Last year’s hit mini-series Paper Giants — the Birth of Cleo may have won its lead actors a stack of awards and rated its socks off, but it has cost its producers Southern Star and the ABC an undisclosed amount in a defamation case settlement.

Alasdair Macdonald, the ex-husband of Ita Buttrose, whose career rise is charted in the program, launched a defamation case against the producers claiming that “a slur” was cast upon his reputation by claiming he had left his wife when she was pregnant.

“In marriage the worst thing a husband can be accused of is deserting his wife while she is pregnant, and in my case, deserting my wife and young daughter at that time, especially if it is not true,” said Macdonald in a statement read by his lawyer yesterday. Macdonald says he had to continually explain to friends, family, strangers and even his own children that the events depicted were not correct.

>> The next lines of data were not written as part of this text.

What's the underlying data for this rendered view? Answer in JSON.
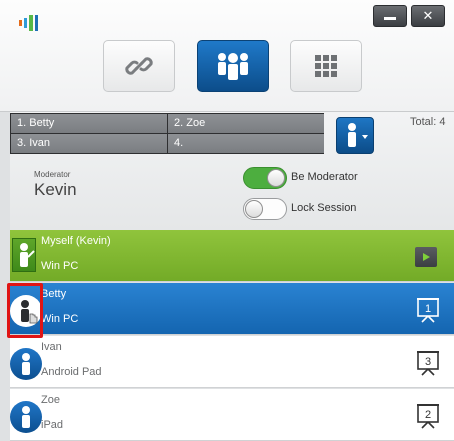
{
  "window": {
    "minimize_icon": "minimize-icon",
    "close_icon": "close-icon",
    "close_glyph": "✕"
  },
  "modes": [
    {
      "icon": "link-icon",
      "active": false
    },
    {
      "icon": "group-icon",
      "active": true
    },
    {
      "icon": "grid-icon",
      "active": false
    }
  ],
  "slots": [
    "1. Betty",
    "2. Zoe",
    "3. Ivan",
    "4."
  ],
  "total_label": "Total: 4",
  "moderator": {
    "caption": "Moderator",
    "name": "Kevin"
  },
  "toggles": [
    {
      "label": "Be Moderator",
      "on": true
    },
    {
      "label": "Lock Session",
      "on": false
    }
  ],
  "participants": [
    {
      "name": "Myself (Kevin)",
      "device": "Win PC",
      "style": "green",
      "action": "play",
      "icon": "moderator-icon"
    },
    {
      "name": "Betty",
      "device": "Win PC",
      "style": "blue",
      "screen_number": "1",
      "icon": "user-avatar-icon"
    },
    {
      "name": "Ivan",
      "device": "Android Pad",
      "style": "white",
      "screen_number": "3",
      "icon": "user-avatar-icon"
    },
    {
      "name": "Zoe",
      "device": "iPad",
      "style": "white",
      "screen_number": "2",
      "icon": "user-avatar-icon"
    }
  ],
  "colors": {
    "accent_blue": "#1565b0",
    "accent_green": "#7ab52e",
    "highlight_red": "#e01515"
  }
}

Crikey understands that questions were raised by the ABC and Buttrose about the accuracy of events when the script first appeared in the production process. Paper Giants was a co-production between Southern Star and the ABC, but Southern Star did not respond to Crikey‘s calls before deadline. The co-production and resulting payout could raise further questions around the ABC and outsourcing, especially given that the public is not entitled to know the details about the settlement split between the ABC and Southern Star.

Buttrose gave Crikey a firm “no comment” when contacted this morning, but also noted that she was not involved in the case and it was the ABC who had been sued, not her.

The case did not go to trial and an out-of-court settlement — with confidential terms — was reached yesterday.

The ABC sent Crikey a copy of the apology read out in court yesterday (which will also be screened on the ABC on Sunday):

“Recently the ABC broadcast Paper Giants — the Birth of Cleo, a dramatised account of Ita Buttrose’s founding of Cleo magazine. The program depicted Ms Buttrose’s first husband Alisdair Macdonald, abandoning her at the time of the birth of their second child. The ABC and Southern Star, the producers of Paper Giants, accept that this is untrue. The ABC and Southern Star withdraws those suggestions unreservedly and apologises to Mr McDonald and his family for them.”

But the fact that it’s “a dramatised account” of events doesn’t actually help the case, according to Minter Ellison media lawyer David Poulton. “By dramatising it, you may well be seen to case that person in a negative light unfairly, with no right of reply. It’s fraught with difficulties if you are going to turn a real person into a villain in their view,” Poulton told Crikey.

A dramatic telling of real events can have difficult legal repercussions. “It some ways can make it more difficult because you are inherently fiddling with the truth,” said Poulton. “To the extent that you’re changing that person’s character in the negative, you’re giving up one of your defences which is truth.”

The ABC confirmed that the Paper Giants DVD has been withdrawn from sale, but this was only suspected to be a temporary arrangement while the settlement was finalised.

There has been few historical cases of Australians claiming they were defamed after a semi-fictionalised account. Back in 1997 Pauline Hanson took out an injunction over the song “Backdoor Man” by satirical artist Pauline Pantsdown. The song was a mash-up of quotes from Hanson and its lyrics included: “I’m a back door man; I’m homos-xual … I’m a back door man for the Klu Klux Klan with very horrendous plans, I’m a very caring potato.” The song hit number five on Triple J’s Hottest 100 chart in 1997.

When the Hawke biopic was screened on Ten in 2010, Sue Pieters-Hawke — daughter of Bob and Hazel Hawke — reacted to the portrayal of her mother in both the miniseries and the biography on which it was based (a book penned by her step-mother Blanche d’Alpuget).

As Pieters-Hawke wrote in The Age at the time:

“… a line has been crossed, a legacy hijacked, and a lot of people are seriously unimpressed. The part I take particularly personally is a suite of comments and insinuations about my mother Hazel. Their effect is to invite a rewriting of history on the basis of a series of inaccurate premises…

“The reason for this is that things have been said, and people portrayed, in a manner that fundamentally misrepresents their character…

“All I can ask is for you not to take telemovies seriously as representing what really went down or the experience of people who were actually there.

So could Hazel Hawke conceivably have launched legal action against the producers of the documentary like Macdonald has done?

To defame someone you have to say something which damages their reputation, makes people want to avoid or shun them or which might hurt them in their profession.

Hazel’s withdrawal from public life and her advanced dementia would make it difficult to prove that she’d suffered a loss from the book or film (although it could be argued that her reputation was damaged). Only the individual affected (or their guardian) can launch defamatory proceedings — hypothetically, Hazel’s children could make a defamation claim on their mother’s behalf if they were her legal guardians, but they would be unable to make a claim claiming that they personally suffered damages as a consequence of the defamation of their mother.

“Usually with defamation, if you have to ask the question ‘has someone been defamed’ usually the answer is yes, because you thought of it. It might be very mild defamation but anything that reduces a person’s reputation in any way is capable of being held defamatory,” said Poulton.